Records excerpted from a collection:
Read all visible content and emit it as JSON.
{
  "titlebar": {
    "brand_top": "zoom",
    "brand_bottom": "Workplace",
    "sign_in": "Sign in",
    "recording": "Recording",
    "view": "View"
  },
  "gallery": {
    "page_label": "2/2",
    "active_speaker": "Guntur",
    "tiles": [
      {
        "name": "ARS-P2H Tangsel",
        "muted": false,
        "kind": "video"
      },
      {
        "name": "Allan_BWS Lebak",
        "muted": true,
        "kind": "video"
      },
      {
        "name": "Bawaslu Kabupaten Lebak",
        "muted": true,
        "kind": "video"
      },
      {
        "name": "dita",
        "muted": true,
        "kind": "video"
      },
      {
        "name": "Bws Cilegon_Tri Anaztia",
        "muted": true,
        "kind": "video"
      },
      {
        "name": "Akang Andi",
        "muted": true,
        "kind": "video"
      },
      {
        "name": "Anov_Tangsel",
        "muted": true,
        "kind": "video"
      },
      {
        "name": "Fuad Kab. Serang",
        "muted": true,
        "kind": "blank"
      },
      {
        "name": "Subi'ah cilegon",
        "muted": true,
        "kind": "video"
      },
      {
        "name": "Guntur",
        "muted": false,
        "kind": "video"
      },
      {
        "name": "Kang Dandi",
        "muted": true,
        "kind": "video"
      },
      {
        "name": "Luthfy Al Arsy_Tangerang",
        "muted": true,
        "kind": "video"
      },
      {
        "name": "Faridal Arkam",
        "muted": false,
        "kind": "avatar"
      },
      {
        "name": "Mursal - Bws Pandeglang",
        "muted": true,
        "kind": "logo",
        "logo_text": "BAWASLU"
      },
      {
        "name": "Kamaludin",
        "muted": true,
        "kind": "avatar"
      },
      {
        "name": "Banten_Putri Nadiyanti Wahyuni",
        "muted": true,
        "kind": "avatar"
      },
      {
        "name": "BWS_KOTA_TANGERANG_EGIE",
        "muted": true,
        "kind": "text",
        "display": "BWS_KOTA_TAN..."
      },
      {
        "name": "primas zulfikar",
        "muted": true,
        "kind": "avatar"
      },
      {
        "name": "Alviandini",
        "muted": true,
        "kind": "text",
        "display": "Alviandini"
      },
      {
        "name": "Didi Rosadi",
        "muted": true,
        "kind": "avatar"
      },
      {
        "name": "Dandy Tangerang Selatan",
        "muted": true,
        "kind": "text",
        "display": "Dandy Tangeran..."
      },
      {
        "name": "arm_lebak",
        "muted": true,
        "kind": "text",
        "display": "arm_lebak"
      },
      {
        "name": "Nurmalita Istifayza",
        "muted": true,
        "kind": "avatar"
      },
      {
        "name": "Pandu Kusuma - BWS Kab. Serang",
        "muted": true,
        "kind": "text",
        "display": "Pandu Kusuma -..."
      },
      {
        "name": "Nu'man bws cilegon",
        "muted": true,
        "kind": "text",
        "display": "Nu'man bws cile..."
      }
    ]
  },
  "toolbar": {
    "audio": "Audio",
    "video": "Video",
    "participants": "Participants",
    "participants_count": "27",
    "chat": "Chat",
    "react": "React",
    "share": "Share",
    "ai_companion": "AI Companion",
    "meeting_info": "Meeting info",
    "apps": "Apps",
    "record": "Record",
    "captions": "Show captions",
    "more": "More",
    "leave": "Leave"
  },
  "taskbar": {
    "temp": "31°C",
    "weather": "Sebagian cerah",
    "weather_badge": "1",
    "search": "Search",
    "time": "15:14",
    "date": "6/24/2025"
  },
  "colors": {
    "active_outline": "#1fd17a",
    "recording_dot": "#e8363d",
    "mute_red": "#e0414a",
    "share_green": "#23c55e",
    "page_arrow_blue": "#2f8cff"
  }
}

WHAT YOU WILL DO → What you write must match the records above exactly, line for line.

ANSWER SPACE →
Read all visible content and emit it as JSON.
{
  "titlebar": {
    "brand_top": "zoom",
    "brand_bottom": "Workplace",
    "sign_in": "Sign in",
    "recording": "Recording",
    "view": "View"
  },
  "gallery": {
    "page_label": "2/2",
    "active_speaker": "Guntur",
    "tiles": [
      {
        "name": "ARS-P2H Tangsel",
        "muted": false,
        "kind": "video"
      },
      {
        "name": "Allan_BWS Lebak",
        "muted": true,
        "kind": "video"
      },
      {
        "name": "Bawaslu Kabupaten Lebak",
        "muted": true,
        "kind": "video"
      },
      {
        "name": "dita",
        "muted": true,
        "kind": "video"
      },
      {
        "name": "Bws Cilegon_Tri Anaztia",
        "muted": true,
        "kind": "video"
      },
      {
        "name": "Akang Andi",
        "muted": true,
        "kind": "video"
      },
      {
        "name": "Anov_Tangsel",
        "muted": true,
        "kind": "video"
      },
      {
        "name": "Fuad Kab. Serang",
        "muted": true,
        "kind": "blank"
      },
      {
        "name": "Subi'ah cilegon",
        "muted": true,
        "kind": "video"
      },
      {
        "name": "Guntur",
        "muted": false,
        "kind": "video"
      },
      {
        "name": "Kang Dandi",
        "muted": true,
        "kind": "video"
      },
      {
        "name": "Luthfy Al Arsy_Tangerang",
        "muted": true,
        "kind": "video"
      },
      {
        "name": "Faridal Arkam",
        "muted": false,
        "kind": "avatar"
      },
      {
        "name": "Mursal - Bws Pandeglang",
        "muted": true,
        "kind": "logo",
        "logo_text": "BAWASLU"
      },
      {
        "name": "Kamaludin",
        "muted": true,
        "kind": "avatar"
      },
      {
        "name": "Banten_Putri Nadiyanti Wahyuni",
        "muted": true,
        "kind": "avatar"
      },
      {
        "name": "BWS_KOTA_TANGERANG_EGIE",
        "muted": true,
        "kind": "text",
        "display": "BWS_KOTA_TAN..."
      },
      {
        "name": "primas zulfikar",
        "muted": true,
        "kind": "avatar"
      },
      {
        "name": "Alviandini",
        "muted": true,
        "kind": "text",
        "display": "Alviandini"
      },
      {
        "name": "Didi Rosadi",
        "muted": true,
        "kind": "avatar"
      },
      {
        "name": "Dandy Tangerang Selatan",
        "muted": true,
        "kind": "text",
        "display": "Dandy Tangeran..."
      },
      {
        "name": "arm_lebak",
        "muted": true,
        "kind": "text",
        "display": "arm_lebak"
      },
      {
        "name": "Nurmalita Istifayza",
        "muted": true,
        "kind": "avatar"
      },
      {
        "name": "Pandu Kusuma - BWS Kab. Serang",
        "muted": true,
        "kind": "text",
        "display": "Pandu Kusuma -..."
      },
      {
        "name": "Nu'man bws cilegon",
        "muted": true,
        "kind": "text",
        "display": "Nu'man bws cile..."
      }
    ]
  },
  "toolbar": {
    "audio": "Audio",
    "video": "Video",
    "participants": "Participants",
    "participants_count": "27",
    "chat": "Chat",
    "react": "React",
    "share": "Share",
    "ai_companion": "AI Companion",
    "meeting_info": "Meeting info",
    "apps": "Apps",
    "record": "Record",
    "captions": "Show captions",
    "more": "More",
    "leave": "Leave"
  },
  "taskbar": {
    "temp": "31°C",
    "weather": "Sebagian cerah",
    "weather_badge": "1",
    "search": "Search",
    "time": "15:14",
    "date": "6/24/2025"
  },
  "colors": {
    "active_outline": "#1fd17a",
    "recording_dot": "#e8363d",
    "mute_red": "#e0414a",
    "share_green": "#23c55e",
    "page_arrow_blue": "#2f8cff"
  }
}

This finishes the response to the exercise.